──────── Provided records ────────

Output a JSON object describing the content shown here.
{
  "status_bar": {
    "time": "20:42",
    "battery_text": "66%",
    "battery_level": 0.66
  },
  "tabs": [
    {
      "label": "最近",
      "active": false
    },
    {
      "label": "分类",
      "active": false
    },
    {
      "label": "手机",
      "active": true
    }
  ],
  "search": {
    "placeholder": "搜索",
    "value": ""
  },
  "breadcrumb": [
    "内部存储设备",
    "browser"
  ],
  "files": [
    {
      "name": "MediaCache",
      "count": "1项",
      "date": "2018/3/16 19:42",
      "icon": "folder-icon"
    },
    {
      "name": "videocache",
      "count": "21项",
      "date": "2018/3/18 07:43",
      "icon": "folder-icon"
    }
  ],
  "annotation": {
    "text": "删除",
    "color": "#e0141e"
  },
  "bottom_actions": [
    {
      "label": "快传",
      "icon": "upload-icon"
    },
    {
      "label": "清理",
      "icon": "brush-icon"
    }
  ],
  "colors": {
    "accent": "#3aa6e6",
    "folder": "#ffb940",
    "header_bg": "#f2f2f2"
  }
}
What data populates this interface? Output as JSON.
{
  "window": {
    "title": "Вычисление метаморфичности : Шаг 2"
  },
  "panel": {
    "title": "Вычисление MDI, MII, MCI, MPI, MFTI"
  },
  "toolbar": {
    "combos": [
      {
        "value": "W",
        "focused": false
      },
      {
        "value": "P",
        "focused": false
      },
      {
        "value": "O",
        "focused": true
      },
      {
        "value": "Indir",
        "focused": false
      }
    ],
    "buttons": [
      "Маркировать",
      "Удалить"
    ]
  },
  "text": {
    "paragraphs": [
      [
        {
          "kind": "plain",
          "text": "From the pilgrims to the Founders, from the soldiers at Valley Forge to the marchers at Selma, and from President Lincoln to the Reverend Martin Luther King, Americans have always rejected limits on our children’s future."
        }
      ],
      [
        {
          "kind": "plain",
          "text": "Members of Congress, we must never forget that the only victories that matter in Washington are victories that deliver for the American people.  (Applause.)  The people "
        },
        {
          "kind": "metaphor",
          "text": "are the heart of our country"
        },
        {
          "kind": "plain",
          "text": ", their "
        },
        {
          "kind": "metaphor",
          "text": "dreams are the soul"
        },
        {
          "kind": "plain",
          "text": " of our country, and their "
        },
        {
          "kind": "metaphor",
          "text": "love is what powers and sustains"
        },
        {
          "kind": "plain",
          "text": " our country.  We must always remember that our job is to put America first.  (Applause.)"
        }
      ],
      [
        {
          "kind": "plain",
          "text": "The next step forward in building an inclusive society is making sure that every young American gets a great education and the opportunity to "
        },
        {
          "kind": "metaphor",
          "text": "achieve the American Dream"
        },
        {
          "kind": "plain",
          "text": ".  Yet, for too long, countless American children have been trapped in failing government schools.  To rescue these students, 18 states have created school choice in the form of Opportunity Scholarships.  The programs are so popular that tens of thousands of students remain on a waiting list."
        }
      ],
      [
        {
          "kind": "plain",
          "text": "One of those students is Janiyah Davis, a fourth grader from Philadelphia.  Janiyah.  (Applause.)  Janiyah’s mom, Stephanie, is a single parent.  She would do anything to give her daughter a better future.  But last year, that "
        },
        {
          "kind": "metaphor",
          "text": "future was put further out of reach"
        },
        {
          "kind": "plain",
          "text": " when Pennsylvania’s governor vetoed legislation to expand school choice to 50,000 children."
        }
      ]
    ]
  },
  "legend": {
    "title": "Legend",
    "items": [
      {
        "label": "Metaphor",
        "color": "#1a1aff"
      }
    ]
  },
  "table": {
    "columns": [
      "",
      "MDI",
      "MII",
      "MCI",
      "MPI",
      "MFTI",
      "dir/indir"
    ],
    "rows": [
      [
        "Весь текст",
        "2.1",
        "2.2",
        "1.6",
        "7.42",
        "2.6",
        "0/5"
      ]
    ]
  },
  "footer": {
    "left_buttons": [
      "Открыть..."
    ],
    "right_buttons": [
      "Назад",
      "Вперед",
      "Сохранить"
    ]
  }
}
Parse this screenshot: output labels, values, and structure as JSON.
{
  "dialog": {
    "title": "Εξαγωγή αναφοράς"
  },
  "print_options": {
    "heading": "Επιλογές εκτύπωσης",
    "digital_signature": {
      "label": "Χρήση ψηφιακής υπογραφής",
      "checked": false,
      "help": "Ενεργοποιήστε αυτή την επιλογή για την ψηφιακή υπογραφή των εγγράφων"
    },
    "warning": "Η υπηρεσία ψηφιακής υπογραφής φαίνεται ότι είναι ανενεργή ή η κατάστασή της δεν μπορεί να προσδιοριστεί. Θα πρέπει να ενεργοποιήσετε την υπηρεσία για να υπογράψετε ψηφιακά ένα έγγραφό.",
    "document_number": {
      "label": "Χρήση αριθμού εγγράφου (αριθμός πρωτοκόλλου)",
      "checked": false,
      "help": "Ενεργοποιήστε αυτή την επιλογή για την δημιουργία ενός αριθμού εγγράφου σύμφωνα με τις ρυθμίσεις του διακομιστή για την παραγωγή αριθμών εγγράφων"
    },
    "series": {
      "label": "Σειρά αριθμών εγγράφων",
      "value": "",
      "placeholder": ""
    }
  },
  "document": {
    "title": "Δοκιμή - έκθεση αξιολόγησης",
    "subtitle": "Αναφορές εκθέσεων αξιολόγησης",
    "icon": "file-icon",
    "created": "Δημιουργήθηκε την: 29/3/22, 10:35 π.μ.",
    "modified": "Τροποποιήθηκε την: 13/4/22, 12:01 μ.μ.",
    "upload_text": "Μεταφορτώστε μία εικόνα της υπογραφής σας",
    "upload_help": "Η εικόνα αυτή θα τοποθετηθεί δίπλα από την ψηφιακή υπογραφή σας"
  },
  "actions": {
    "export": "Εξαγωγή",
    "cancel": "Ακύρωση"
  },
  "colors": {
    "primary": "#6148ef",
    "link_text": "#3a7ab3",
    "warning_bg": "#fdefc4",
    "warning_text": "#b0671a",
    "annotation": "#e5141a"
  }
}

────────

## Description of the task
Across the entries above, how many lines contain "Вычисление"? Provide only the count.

## Finished task
2